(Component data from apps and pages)
• • •

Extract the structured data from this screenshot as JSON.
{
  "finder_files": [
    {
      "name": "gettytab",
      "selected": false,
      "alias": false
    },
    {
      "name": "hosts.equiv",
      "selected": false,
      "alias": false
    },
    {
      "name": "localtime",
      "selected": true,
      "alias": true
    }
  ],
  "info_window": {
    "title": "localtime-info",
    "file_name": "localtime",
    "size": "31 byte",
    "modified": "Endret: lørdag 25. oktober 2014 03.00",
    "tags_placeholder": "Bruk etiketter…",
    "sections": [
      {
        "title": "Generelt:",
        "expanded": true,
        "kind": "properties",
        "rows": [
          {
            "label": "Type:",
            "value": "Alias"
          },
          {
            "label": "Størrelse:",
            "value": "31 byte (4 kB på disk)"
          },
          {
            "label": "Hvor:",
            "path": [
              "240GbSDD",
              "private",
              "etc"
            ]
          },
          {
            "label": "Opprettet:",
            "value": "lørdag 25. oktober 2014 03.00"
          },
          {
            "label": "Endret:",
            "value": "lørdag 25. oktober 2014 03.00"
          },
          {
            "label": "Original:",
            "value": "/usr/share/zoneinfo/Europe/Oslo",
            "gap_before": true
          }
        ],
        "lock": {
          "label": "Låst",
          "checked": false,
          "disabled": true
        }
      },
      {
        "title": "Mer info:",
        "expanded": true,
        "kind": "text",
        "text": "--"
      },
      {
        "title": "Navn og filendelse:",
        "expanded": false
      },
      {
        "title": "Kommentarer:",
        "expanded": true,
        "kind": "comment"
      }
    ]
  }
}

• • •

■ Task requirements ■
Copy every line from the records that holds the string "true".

■ Problem solution ■
      "selected": true,
      "alias": true
        "expanded": true,
            "gap_before": true
          "disabled": true
        "expanded": true,
        "expanded": true,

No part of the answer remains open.